posted Feb 21, 2013, 11:22 AM by The Editor   [ updated Mar 2, 2013, 8:33 PM ]
The California Supreme Court unanimously ruled on July 18, 2002 in the case of Myron Mower that medical marijuana patients should be protected from unnecessary prosecution, declaring, "Possession and cultivation of marijuana is no more criminal - so long as its conditions are satisfied - than the possession and acquisition of any prescription drug with a doctor’s prescription."  Chief Justice Ronald M. George wrote that California's Proposition 215 law "reasonably must be interpreted to grant a defendant a limited immunity from prosecution."

On December 16, 1997, defendant Myron Carlyle Mower was charged with possession and cultivation of marijuana.  The charges arose from a July 11, 1997 search of his residence (while Mower was hospitalized due to complications from diabetes) during which the Tuolumne County Sheriff's Department discovered a 31-plant marijuana garden.  Myron Mower pleaded not guilty at arraignment and testified at his trial.  He was convicted by the jury; the verdict was first affirmed by an appeals court before the State Supreme Court returned the case to the appeals court for a new trial.

Myron Mower's charges were dropped by the Tuolumne County D.A. The Supreme Court has established a two-step process for patients who are arrested. First, a pretrial hearing is held, where the case can be dismissed if the defendant shows a preponderance of evidence regarding legal patient status.  Second, if a defendant is brought to trial, he or she need only raise a reasonable doubt as to innocence.  The new standard of evidence is that defendants must be found guilty "beyond a reasonable doubt" not merely by "preponderance of evidence," a weaker standard that had previously been used by the courts.
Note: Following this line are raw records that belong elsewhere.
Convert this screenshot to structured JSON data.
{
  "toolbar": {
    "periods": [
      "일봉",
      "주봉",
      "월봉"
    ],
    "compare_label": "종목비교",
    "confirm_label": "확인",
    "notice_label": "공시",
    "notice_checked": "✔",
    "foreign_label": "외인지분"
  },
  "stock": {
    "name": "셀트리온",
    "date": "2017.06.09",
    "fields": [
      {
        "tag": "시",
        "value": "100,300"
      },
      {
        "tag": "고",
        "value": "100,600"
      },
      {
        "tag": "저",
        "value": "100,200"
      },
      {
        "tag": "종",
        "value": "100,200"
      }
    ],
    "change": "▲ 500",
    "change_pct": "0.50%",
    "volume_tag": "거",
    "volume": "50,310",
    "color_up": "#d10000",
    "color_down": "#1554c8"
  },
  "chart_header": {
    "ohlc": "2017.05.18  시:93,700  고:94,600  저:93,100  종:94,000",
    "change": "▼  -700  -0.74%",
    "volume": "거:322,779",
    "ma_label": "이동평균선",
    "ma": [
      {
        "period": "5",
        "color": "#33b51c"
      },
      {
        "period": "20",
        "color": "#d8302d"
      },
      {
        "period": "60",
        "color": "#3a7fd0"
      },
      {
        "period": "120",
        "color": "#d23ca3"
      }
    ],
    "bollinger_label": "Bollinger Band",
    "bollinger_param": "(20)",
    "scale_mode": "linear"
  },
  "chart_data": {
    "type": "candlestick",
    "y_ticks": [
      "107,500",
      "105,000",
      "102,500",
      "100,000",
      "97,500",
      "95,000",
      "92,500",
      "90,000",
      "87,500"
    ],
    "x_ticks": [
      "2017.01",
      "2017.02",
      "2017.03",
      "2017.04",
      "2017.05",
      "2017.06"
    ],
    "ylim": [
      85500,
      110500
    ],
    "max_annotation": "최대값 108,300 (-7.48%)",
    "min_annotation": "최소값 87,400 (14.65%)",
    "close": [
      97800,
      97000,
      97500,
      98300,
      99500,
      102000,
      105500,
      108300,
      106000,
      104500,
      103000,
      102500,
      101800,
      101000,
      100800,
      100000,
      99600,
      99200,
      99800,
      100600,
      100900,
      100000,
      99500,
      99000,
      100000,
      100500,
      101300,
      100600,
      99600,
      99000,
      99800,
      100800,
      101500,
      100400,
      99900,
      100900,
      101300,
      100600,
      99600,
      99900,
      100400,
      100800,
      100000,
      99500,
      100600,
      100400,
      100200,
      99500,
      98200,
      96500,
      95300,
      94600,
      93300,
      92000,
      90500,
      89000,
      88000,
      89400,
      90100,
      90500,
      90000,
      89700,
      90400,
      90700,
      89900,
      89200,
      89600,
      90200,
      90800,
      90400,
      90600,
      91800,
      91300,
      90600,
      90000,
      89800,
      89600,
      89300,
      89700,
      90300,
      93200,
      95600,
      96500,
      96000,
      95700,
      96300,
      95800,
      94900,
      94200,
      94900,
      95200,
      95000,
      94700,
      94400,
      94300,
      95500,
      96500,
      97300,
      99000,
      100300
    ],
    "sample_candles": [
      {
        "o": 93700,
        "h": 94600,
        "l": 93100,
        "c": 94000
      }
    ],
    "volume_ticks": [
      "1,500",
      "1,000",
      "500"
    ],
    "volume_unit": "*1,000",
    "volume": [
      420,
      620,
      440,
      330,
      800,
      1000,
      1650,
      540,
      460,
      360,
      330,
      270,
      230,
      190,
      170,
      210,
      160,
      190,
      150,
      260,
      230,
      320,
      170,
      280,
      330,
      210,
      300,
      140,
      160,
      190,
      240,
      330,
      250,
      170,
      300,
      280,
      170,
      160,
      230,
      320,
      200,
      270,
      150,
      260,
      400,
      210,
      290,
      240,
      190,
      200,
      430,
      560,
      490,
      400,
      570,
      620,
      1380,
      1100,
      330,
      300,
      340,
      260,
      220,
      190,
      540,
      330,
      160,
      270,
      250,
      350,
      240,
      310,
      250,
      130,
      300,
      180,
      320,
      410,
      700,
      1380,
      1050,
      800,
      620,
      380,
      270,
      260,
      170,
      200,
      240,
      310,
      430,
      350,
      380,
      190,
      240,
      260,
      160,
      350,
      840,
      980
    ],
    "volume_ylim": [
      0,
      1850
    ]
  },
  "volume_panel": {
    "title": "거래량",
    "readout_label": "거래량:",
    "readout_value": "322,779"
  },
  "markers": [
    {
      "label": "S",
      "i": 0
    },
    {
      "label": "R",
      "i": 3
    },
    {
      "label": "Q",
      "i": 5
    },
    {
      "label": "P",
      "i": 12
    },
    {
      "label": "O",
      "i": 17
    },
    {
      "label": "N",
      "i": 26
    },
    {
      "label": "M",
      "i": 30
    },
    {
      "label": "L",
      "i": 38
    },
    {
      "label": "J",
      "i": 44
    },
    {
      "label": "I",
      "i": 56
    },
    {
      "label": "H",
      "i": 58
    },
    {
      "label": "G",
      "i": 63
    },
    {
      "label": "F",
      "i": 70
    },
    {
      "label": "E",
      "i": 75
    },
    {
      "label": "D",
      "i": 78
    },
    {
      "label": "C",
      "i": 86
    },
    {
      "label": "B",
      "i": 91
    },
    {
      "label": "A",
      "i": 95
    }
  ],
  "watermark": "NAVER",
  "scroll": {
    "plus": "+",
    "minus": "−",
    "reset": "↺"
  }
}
Sources (incomplete):

Gieringer, Dale. "State Supreme Court Mower Ruling Protects Prop. 215 Patients." CA NORML News. California National Organization for the Reform of Marijuana Laws, 18 July 2002. Web. 22 Feb. 2013. <>.